American officials had been briefing Friday that the investigation was looking at ‘human intervention’ – one source even said it may have been ‘an act of piracy’.

The disabling of the  Boeing 777’s transponder and messaging system occurred around 12 minutes apart. Such a gap would be unlikely in the case of an in-flight catastrophe and gave authorities the clearest indication to date someone on-board was behind it.

The motive of the hijack is still not clear. No demands have been made and no groups have publicly claimed involvement in the disappearance. 

Some experts have said that pilot suicide may be the most likely explanation for the disappearance, as was suspected in a SilkAir crash during a flight from Singapore to Jakarta in 1997 and an EgyptAir flight in 1999.

The already global search effort will now be expanded along the two large corridors outlined in his speech. It is unclear how resources will be allocated but the Prime Minister said all the countries within those areas had been notified of the renewed focus.

The USS Kidd arrived in the Strait of Malacca late Friday afternoon. It uses a using a ‘creeping-line’ search method of following a pattern of equally spaced parallel lines in an effort to completely cover the area.

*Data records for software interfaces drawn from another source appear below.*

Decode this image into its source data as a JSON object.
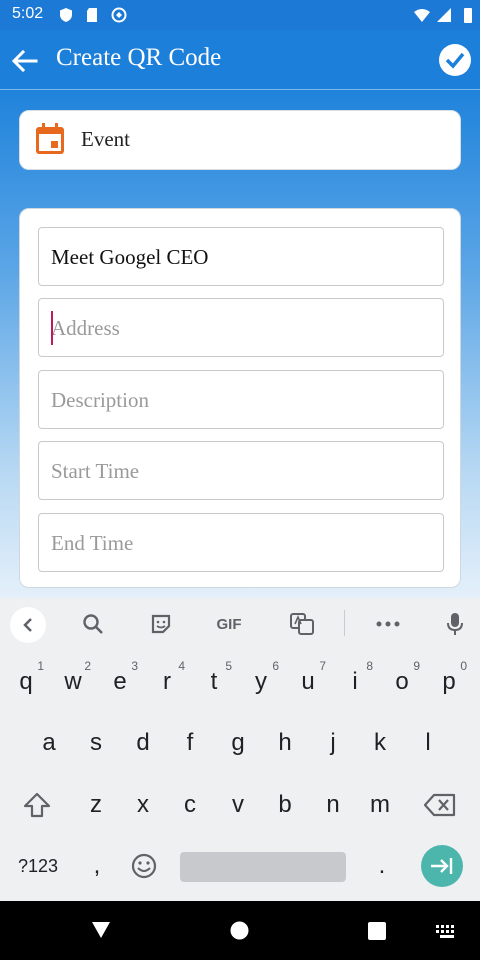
{
  "status_bar": {
    "time": "5:02",
    "left_icons": [
      "shield-icon",
      "sd-card-icon",
      "sync-icon"
    ],
    "right_icons": [
      "wifi-icon",
      "signal-icon",
      "battery-icon"
    ]
  },
  "app_bar": {
    "title": "Create QR Code",
    "back_icon": "arrow-left-icon",
    "confirm_icon": "check-circle-icon"
  },
  "qr_type": {
    "icon": "calendar-icon",
    "label": "Event",
    "accent": "#e8681d"
  },
  "form": {
    "title": {
      "value": "Meet Googel CEO",
      "placeholder": ""
    },
    "address": {
      "value": "",
      "placeholder": "Address",
      "focused": true
    },
    "description": {
      "value": "",
      "placeholder": "Description"
    },
    "start_time": {
      "value": "",
      "placeholder": "Start Time"
    },
    "end_time": {
      "value": "",
      "placeholder": "End Time"
    }
  },
  "keyboard": {
    "toolbar_gif": "GIF",
    "row1": [
      {
        "key": "q",
        "hint": "1"
      },
      {
        "key": "w",
        "hint": "2"
      },
      {
        "key": "e",
        "hint": "3"
      },
      {
        "key": "r",
        "hint": "4"
      },
      {
        "key": "t",
        "hint": "5"
      },
      {
        "key": "y",
        "hint": "6"
      },
      {
        "key": "u",
        "hint": "7"
      },
      {
        "key": "i",
        "hint": "8"
      },
      {
        "key": "o",
        "hint": "9"
      },
      {
        "key": "p",
        "hint": "0"
      }
    ],
    "row2": [
      "a",
      "s",
      "d",
      "f",
      "g",
      "h",
      "j",
      "k",
      "l"
    ],
    "row3": [
      "z",
      "x",
      "c",
      "v",
      "b",
      "n",
      "m"
    ],
    "symbols_label": "?123",
    "comma": ",",
    "period": "."
  },
  "colors": {
    "primary": "#1c7fd9",
    "enter_key": "#4db6ac",
    "caret": "#c2185b"
  }
}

A P-8A Poseidon, the most advanced long range anti-submarine and anti-surface warfare aircraft in the world, will arrive Saturday. It has a nine-member crew and has advanced surveillance and reconnaissance capabilities, the department of defense said in a statement.